The court acknowledged that, over time, a valid trademark may become the “victim of genericide,” giving as examples the marks “ASPIRIN,” “CELLOPHANE” and “THERMOS.” The court said that “[t]he question in any case alleging genericide is whether a trademark has taken the ‘fateful step’ along the path to genericness… The mere fact that the public sometimes uses a trademark as the name for a unique product does not immediately render the mark generic… Instead, a trademark only becomes generic when the ‘primary significance of the registered mark to the relevant public’ is as the name for a particular type of good or service irrespective of its source.”

The court said that it has often described the foregoing as the “who-are-you/what- are-you” test:

“If the relevant public primarily understands a mark as describing ‘who’ a particular good or service is, or where it comes from, then the mark is still valid. But if the relevant public primarily understands a mark as describing ‘what’ the particular good or service is, then the mark has become generic. In sum, we ask whether ‘the primary significance of the term in the minds of the consuming public is [now] the product [and not] the producer.’”
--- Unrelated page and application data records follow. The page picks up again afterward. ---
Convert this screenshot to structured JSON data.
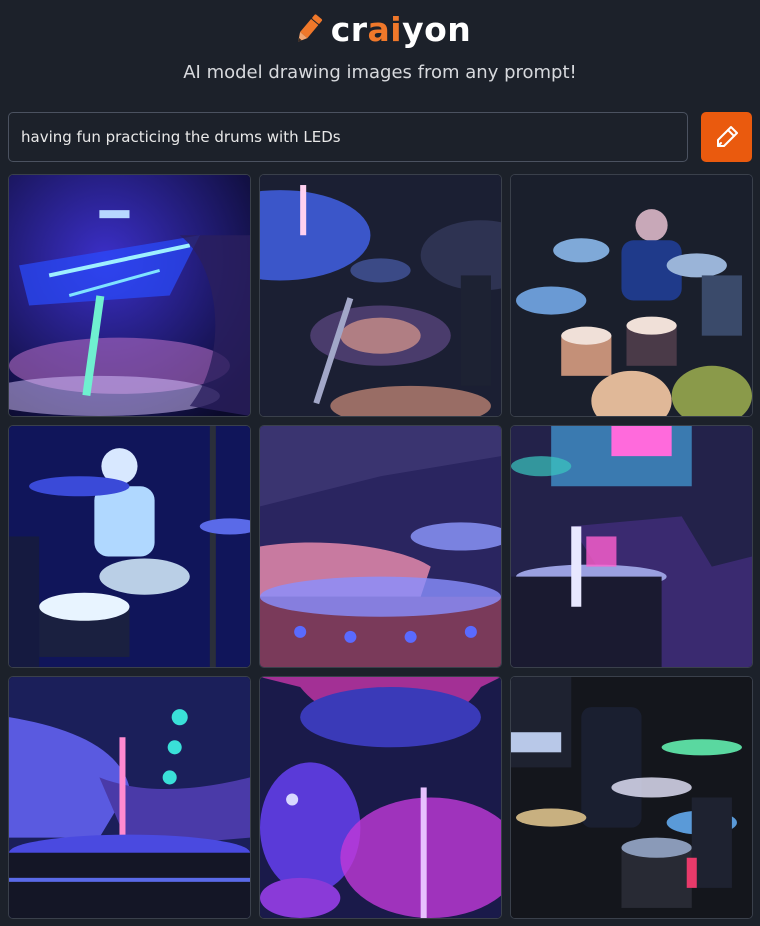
{
  "brand": {
    "name_prefix": "cr",
    "name_accent": "ai",
    "name_suffix": "yon",
    "tagline": "AI model drawing images from any prompt!",
    "accent_color": "#f0782a"
  },
  "prompt": {
    "value": "having fun practicing the drums with LEDs",
    "button_icon": "pencil-draw-icon",
    "button_color": "#ea5a0e"
  },
  "results": {
    "images": [
      {
        "icon": "drum-image"
      },
      {
        "icon": "drum-image"
      },
      {
        "icon": "drum-image"
      },
      {
        "icon": "drum-image"
      },
      {
        "icon": "drum-image"
      },
      {
        "icon": "drum-image"
      },
      {
        "icon": "drum-image"
      },
      {
        "icon": "drum-image"
      },
      {
        "icon": "drum-image"
      }
    ]
  }
}
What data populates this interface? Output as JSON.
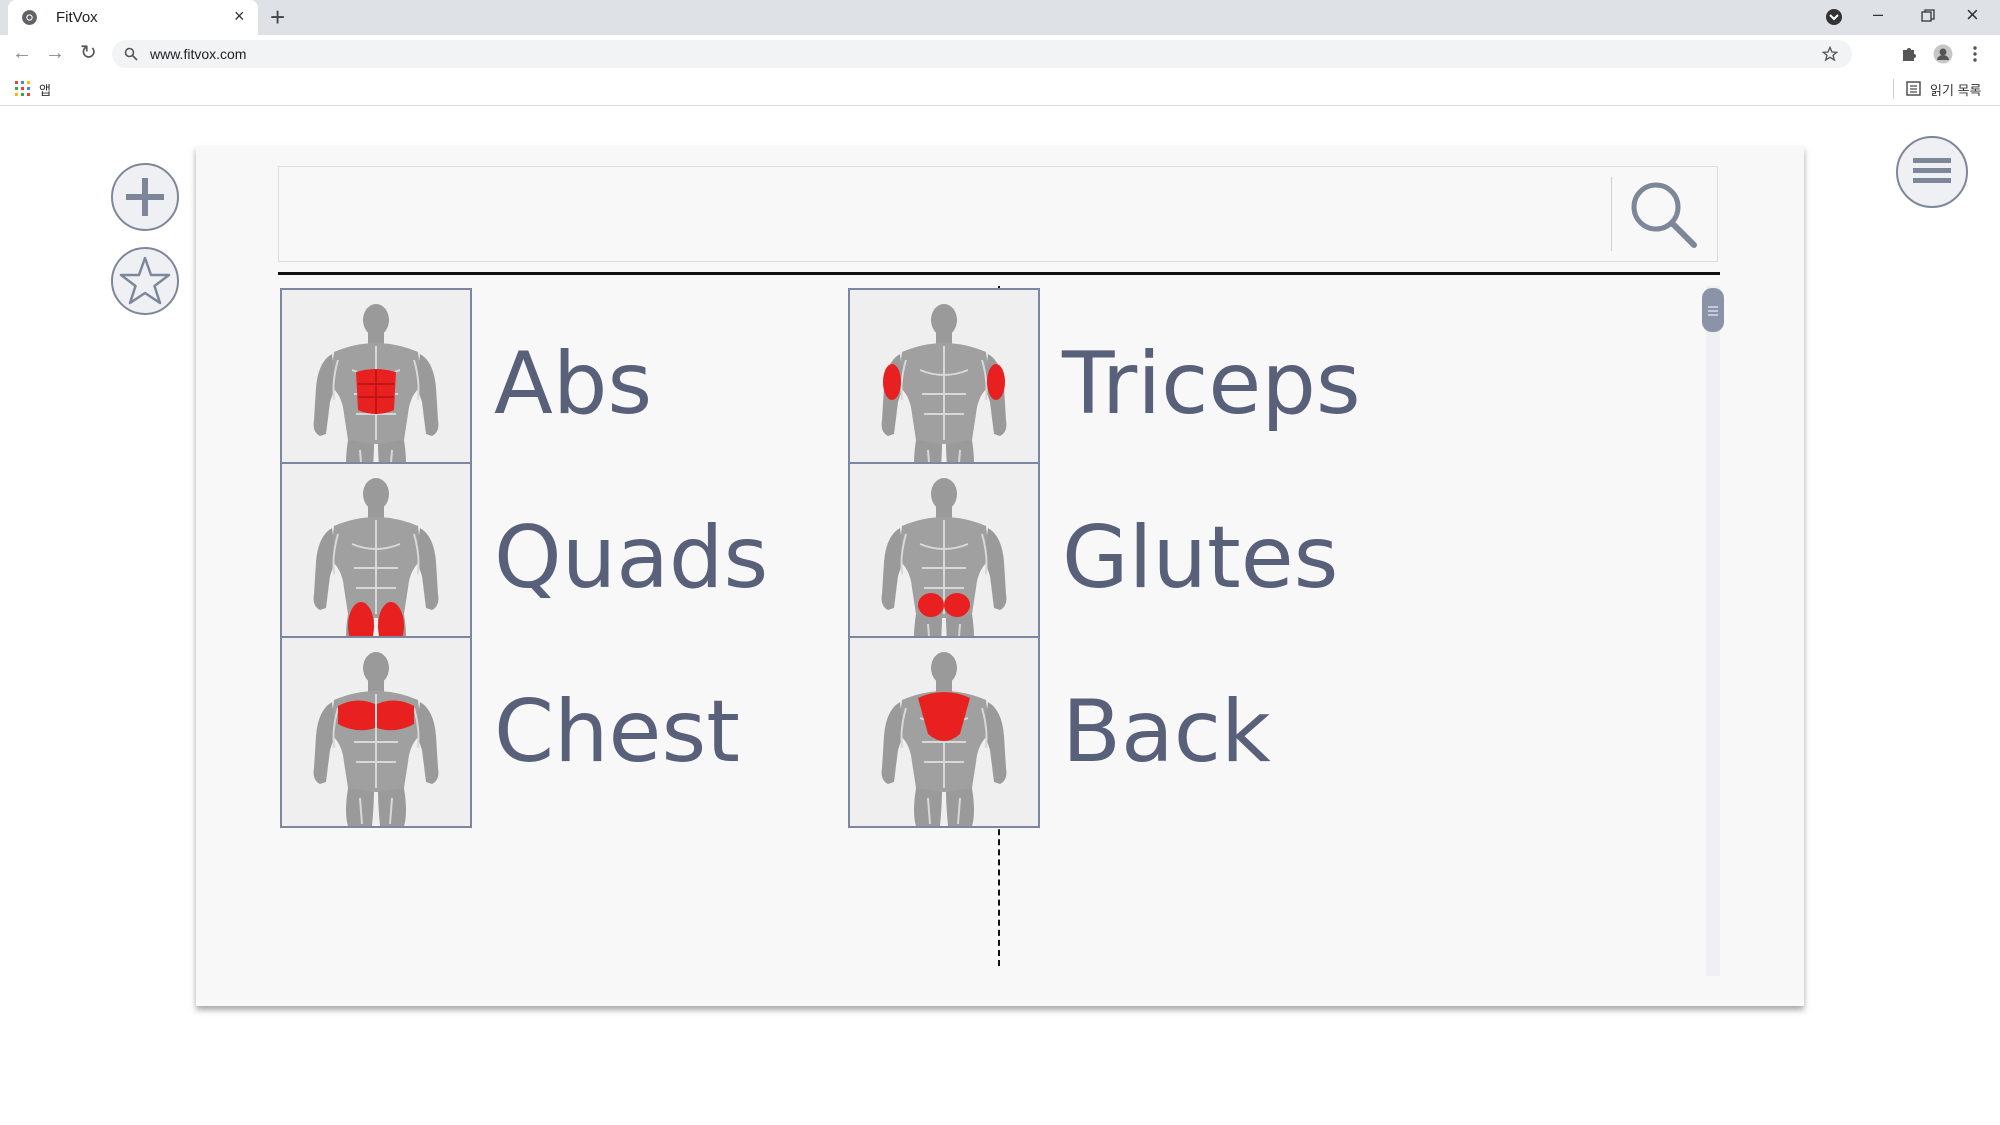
{
  "browser": {
    "tab_title": "FitVox",
    "new_tab_symbol": "+",
    "url": "www.fitvox.com",
    "bookmarks_apps_label": "앱",
    "reading_list_label": "읽기 목록"
  },
  "app": {
    "search_placeholder": "",
    "muscle_groups": [
      {
        "label": "Abs",
        "highlight": "abs",
        "view": "front"
      },
      {
        "label": "Triceps",
        "highlight": "triceps",
        "view": "back"
      },
      {
        "label": "Quads",
        "highlight": "quads",
        "view": "front"
      },
      {
        "label": "Glutes",
        "highlight": "glutes",
        "view": "back"
      },
      {
        "label": "Chest",
        "highlight": "chest",
        "view": "front"
      },
      {
        "label": "Back",
        "highlight": "upper-back",
        "view": "back"
      }
    ]
  },
  "icons": [
    "plus-icon",
    "star-icon",
    "hamburger-menu-icon",
    "search-icon"
  ],
  "colors": {
    "accent": "#7e8799",
    "label_text": "#59607a",
    "muscle_highlight": "#e8201f",
    "panel_bg": "#f8f8f8"
  }
}
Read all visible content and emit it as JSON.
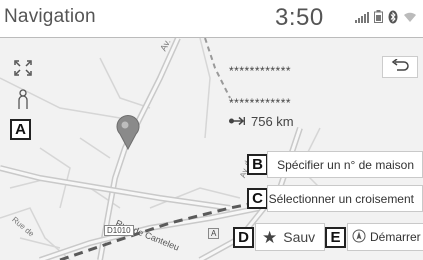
{
  "header": {
    "title": "Navigation",
    "clock": "3:50"
  },
  "icons": {
    "signal": "signal-bars-icon",
    "battery": "battery-icon",
    "bluetooth": "bluetooth-icon",
    "wifi": "wifi-icon",
    "expand": "expand-map-icon",
    "person": "pedestrian-icon",
    "pin": "location-pin-icon",
    "back": "return-arrow-icon",
    "distance": "distance-arrow-icon",
    "star": "star-icon",
    "compass": "start-navigation-icon"
  },
  "map": {
    "street_labels": [
      "Av. G",
      "Rue de Canteleu",
      "D1010",
      "A",
      "Rue de",
      "Av. d"
    ]
  },
  "destination": {
    "line1": "************",
    "line2": "************",
    "distance": "756 km"
  },
  "actions": {
    "house_number": "Spécifier un n° de maison",
    "intersection": "Sélectionner un croisement",
    "save": "Sauv",
    "start": "Démarrer"
  },
  "callouts": {
    "a": "A",
    "b": "B",
    "c": "C",
    "d": "D",
    "e": "E"
  },
  "colors": {
    "map_background": "#f2f2f2",
    "road": "#cfcfcf",
    "route_dash": "#5a5a5a",
    "pin": "#8a8a8a"
  }
}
The court found that Elliott’s argument that “GOOGLE” had become generic had two fundamental flaws. First, the court said that “a claim of genericide or genericness must be made with regard to a particular type of good or service.” Here, the court said that Elliott’s flaw was claiming the word “google” was generic for “the act” of searching the Internet, not for any specific good or service.

Furthermore, the court said that requiring a claim of genericide to relate to a particular good or service was “necessary to maintain the viability of arbitrary marks as a protectable trademark category.” Defining an “arbitrary mark” as “an existing word that is used to identify the source of a good with which the word otherwise has no logical connection,” the court said that “[i]f there were no requirement that a claim of genericide relate to a particular type of good, then a mark like IVORY, which is ‘arbitrary as applied to soap,’ could be cancelled outright because it is ‘generic when used to describe a product made from the tusks of elephants.’”

The court found that Elliott’s second flaw was the erroneous assumption that “verb use automatically constitutes generic use.” The court rejected Elliott’s argument that “a word can only be used in a trademark sense when it is used as an adjective,” stating that “[o]nce again, Elliott’s semantic argument contradicts fundamental principles underlying the protectability of trademarks.” The court explained:

“the district court aptly coined the terms ‘discriminate verb’ and ‘indiscriminate verb’ in order to evaluate Elliott’s proffered examples of verb use and determine whether they were also examples of generic use. Although novel, these terms properly frame the relevant inquiry as whether a speaker has a particular source in mind. We have already acknowledged that a customer might use the noun ‘coke’ in an indiscriminate sense, with no particular cola beverage in mind; or in a discriminate sense, with a Coca-Cola beverage in mind. In the same way, we now recognize that an internet user might use the verb ‘google’ in an indiscriminate sense, with no particular search engine in mind; or in a discriminate sense, with the Google search engine in mind.”

The court next addressed Elliott’s argument that, given the “sheer quantity of evidence” Elliott produced to support the genericide claim, the district court “impermissibly weighed the evidence” when it granted summary judgment in favor of Google. Here, the court found that the district court did not err because “Elliott’s admissible evidence is largely inapposite to the relevant inquiry under the primary significance test because Elliott ignores the fact that a claim of genericide must relate to a particular type of good or service.”